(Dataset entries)

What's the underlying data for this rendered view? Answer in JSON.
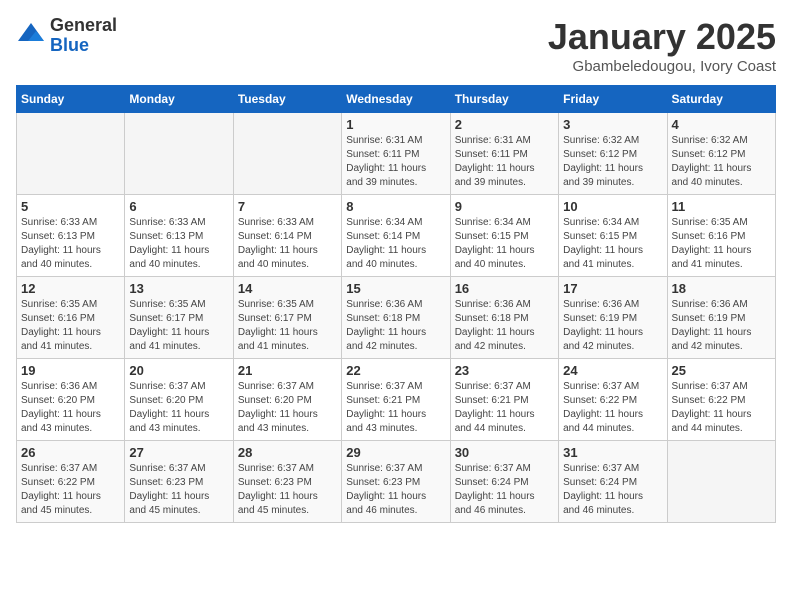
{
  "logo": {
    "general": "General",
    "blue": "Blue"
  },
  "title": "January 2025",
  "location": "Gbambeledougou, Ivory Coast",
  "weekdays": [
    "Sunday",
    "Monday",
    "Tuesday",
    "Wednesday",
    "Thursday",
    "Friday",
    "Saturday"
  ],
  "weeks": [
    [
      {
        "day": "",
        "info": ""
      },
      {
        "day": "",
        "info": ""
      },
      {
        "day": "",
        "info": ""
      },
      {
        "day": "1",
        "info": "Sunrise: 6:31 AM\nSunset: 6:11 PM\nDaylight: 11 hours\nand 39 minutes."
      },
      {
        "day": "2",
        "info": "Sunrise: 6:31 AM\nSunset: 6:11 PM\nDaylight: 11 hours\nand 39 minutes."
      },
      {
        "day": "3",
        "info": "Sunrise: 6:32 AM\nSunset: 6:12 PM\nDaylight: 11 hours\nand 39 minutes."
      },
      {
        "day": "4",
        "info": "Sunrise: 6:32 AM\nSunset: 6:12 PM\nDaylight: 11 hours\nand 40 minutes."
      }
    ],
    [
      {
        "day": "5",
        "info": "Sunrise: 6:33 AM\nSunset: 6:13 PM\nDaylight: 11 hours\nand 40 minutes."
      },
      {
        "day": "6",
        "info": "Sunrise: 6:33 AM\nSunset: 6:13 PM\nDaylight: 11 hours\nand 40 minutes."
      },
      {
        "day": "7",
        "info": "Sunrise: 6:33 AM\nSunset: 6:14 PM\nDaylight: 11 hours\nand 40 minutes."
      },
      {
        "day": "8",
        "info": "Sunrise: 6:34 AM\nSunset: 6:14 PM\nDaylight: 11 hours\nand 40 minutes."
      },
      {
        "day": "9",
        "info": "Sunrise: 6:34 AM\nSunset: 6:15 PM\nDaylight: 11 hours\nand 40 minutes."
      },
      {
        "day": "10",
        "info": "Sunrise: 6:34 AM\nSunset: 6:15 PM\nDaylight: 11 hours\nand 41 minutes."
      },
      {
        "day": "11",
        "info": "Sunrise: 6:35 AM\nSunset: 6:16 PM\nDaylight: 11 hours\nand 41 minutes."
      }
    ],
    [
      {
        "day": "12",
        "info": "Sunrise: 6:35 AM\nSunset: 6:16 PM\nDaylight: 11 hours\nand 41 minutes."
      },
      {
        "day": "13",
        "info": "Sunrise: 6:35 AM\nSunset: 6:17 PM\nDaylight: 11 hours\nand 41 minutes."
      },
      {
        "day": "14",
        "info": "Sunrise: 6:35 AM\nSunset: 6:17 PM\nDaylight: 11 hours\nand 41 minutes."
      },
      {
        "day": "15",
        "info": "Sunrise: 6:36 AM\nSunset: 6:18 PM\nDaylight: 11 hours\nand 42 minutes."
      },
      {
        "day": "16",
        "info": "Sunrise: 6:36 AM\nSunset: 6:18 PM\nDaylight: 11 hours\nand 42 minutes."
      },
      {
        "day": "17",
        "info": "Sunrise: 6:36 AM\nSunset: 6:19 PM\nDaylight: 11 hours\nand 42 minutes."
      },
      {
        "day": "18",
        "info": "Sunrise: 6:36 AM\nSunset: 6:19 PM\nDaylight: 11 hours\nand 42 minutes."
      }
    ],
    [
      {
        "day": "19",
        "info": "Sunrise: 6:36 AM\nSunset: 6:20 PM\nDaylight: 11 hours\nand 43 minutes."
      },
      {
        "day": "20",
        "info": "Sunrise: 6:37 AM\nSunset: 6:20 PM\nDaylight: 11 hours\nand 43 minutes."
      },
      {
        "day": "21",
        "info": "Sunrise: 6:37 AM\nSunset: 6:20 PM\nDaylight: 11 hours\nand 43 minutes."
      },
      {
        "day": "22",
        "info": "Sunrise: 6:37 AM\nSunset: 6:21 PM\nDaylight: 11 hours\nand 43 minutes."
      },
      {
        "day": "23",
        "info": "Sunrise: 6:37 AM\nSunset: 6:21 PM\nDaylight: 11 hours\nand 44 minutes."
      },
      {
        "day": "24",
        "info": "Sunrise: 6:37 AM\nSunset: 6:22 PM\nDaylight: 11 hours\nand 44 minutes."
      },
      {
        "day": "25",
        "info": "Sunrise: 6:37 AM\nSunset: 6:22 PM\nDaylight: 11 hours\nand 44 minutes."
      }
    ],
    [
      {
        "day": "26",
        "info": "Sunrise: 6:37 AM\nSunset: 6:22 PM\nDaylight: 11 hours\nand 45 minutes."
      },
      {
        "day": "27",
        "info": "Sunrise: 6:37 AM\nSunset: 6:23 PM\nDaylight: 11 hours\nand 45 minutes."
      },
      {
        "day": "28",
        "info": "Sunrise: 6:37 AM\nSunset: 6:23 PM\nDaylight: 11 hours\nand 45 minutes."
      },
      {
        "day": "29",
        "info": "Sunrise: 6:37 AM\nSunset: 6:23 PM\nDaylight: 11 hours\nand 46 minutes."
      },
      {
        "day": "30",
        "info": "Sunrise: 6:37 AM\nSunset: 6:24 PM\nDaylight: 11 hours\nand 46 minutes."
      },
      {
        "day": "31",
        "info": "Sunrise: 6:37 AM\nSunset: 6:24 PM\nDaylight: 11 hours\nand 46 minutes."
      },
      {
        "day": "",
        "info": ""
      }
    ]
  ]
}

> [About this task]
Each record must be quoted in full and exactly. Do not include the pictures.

> [Exercise output]
What's the underlying data for this rendered view? Answer in JSON.
{
  "logo": {
    "general": "General",
    "blue": "Blue"
  },
  "title": "January 2025",
  "location": "Gbambeledougou, Ivory Coast",
  "weekdays": [
    "Sunday",
    "Monday",
    "Tuesday",
    "Wednesday",
    "Thursday",
    "Friday",
    "Saturday"
  ],
  "weeks": [
    [
      {
        "day": "",
        "info": ""
      },
      {
        "day": "",
        "info": ""
      },
      {
        "day": "",
        "info": ""
      },
      {
        "day": "1",
        "info": "Sunrise: 6:31 AM\nSunset: 6:11 PM\nDaylight: 11 hours\nand 39 minutes."
      },
      {
        "day": "2",
        "info": "Sunrise: 6:31 AM\nSunset: 6:11 PM\nDaylight: 11 hours\nand 39 minutes."
      },
      {
        "day": "3",
        "info": "Sunrise: 6:32 AM\nSunset: 6:12 PM\nDaylight: 11 hours\nand 39 minutes."
      },
      {
        "day": "4",
        "info": "Sunrise: 6:32 AM\nSunset: 6:12 PM\nDaylight: 11 hours\nand 40 minutes."
      }
    ],
    [
      {
        "day": "5",
        "info": "Sunrise: 6:33 AM\nSunset: 6:13 PM\nDaylight: 11 hours\nand 40 minutes."
      },
      {
        "day": "6",
        "info": "Sunrise: 6:33 AM\nSunset: 6:13 PM\nDaylight: 11 hours\nand 40 minutes."
      },
      {
        "day": "7",
        "info": "Sunrise: 6:33 AM\nSunset: 6:14 PM\nDaylight: 11 hours\nand 40 minutes."
      },
      {
        "day": "8",
        "info": "Sunrise: 6:34 AM\nSunset: 6:14 PM\nDaylight: 11 hours\nand 40 minutes."
      },
      {
        "day": "9",
        "info": "Sunrise: 6:34 AM\nSunset: 6:15 PM\nDaylight: 11 hours\nand 40 minutes."
      },
      {
        "day": "10",
        "info": "Sunrise: 6:34 AM\nSunset: 6:15 PM\nDaylight: 11 hours\nand 41 minutes."
      },
      {
        "day": "11",
        "info": "Sunrise: 6:35 AM\nSunset: 6:16 PM\nDaylight: 11 hours\nand 41 minutes."
      }
    ],
    [
      {
        "day": "12",
        "info": "Sunrise: 6:35 AM\nSunset: 6:16 PM\nDaylight: 11 hours\nand 41 minutes."
      },
      {
        "day": "13",
        "info": "Sunrise: 6:35 AM\nSunset: 6:17 PM\nDaylight: 11 hours\nand 41 minutes."
      },
      {
        "day": "14",
        "info": "Sunrise: 6:35 AM\nSunset: 6:17 PM\nDaylight: 11 hours\nand 41 minutes."
      },
      {
        "day": "15",
        "info": "Sunrise: 6:36 AM\nSunset: 6:18 PM\nDaylight: 11 hours\nand 42 minutes."
      },
      {
        "day": "16",
        "info": "Sunrise: 6:36 AM\nSunset: 6:18 PM\nDaylight: 11 hours\nand 42 minutes."
      },
      {
        "day": "17",
        "info": "Sunrise: 6:36 AM\nSunset: 6:19 PM\nDaylight: 11 hours\nand 42 minutes."
      },
      {
        "day": "18",
        "info": "Sunrise: 6:36 AM\nSunset: 6:19 PM\nDaylight: 11 hours\nand 42 minutes."
      }
    ],
    [
      {
        "day": "19",
        "info": "Sunrise: 6:36 AM\nSunset: 6:20 PM\nDaylight: 11 hours\nand 43 minutes."
      },
      {
        "day": "20",
        "info": "Sunrise: 6:37 AM\nSunset: 6:20 PM\nDaylight: 11 hours\nand 43 minutes."
      },
      {
        "day": "21",
        "info": "Sunrise: 6:37 AM\nSunset: 6:20 PM\nDaylight: 11 hours\nand 43 minutes."
      },
      {
        "day": "22",
        "info": "Sunrise: 6:37 AM\nSunset: 6:21 PM\nDaylight: 11 hours\nand 43 minutes."
      },
      {
        "day": "23",
        "info": "Sunrise: 6:37 AM\nSunset: 6:21 PM\nDaylight: 11 hours\nand 44 minutes."
      },
      {
        "day": "24",
        "info": "Sunrise: 6:37 AM\nSunset: 6:22 PM\nDaylight: 11 hours\nand 44 minutes."
      },
      {
        "day": "25",
        "info": "Sunrise: 6:37 AM\nSunset: 6:22 PM\nDaylight: 11 hours\nand 44 minutes."
      }
    ],
    [
      {
        "day": "26",
        "info": "Sunrise: 6:37 AM\nSunset: 6:22 PM\nDaylight: 11 hours\nand 45 minutes."
      },
      {
        "day": "27",
        "info": "Sunrise: 6:37 AM\nSunset: 6:23 PM\nDaylight: 11 hours\nand 45 minutes."
      },
      {
        "day": "28",
        "info": "Sunrise: 6:37 AM\nSunset: 6:23 PM\nDaylight: 11 hours\nand 45 minutes."
      },
      {
        "day": "29",
        "info": "Sunrise: 6:37 AM\nSunset: 6:23 PM\nDaylight: 11 hours\nand 46 minutes."
      },
      {
        "day": "30",
        "info": "Sunrise: 6:37 AM\nSunset: 6:24 PM\nDaylight: 11 hours\nand 46 minutes."
      },
      {
        "day": "31",
        "info": "Sunrise: 6:37 AM\nSunset: 6:24 PM\nDaylight: 11 hours\nand 46 minutes."
      },
      {
        "day": "",
        "info": ""
      }
    ]
  ]
}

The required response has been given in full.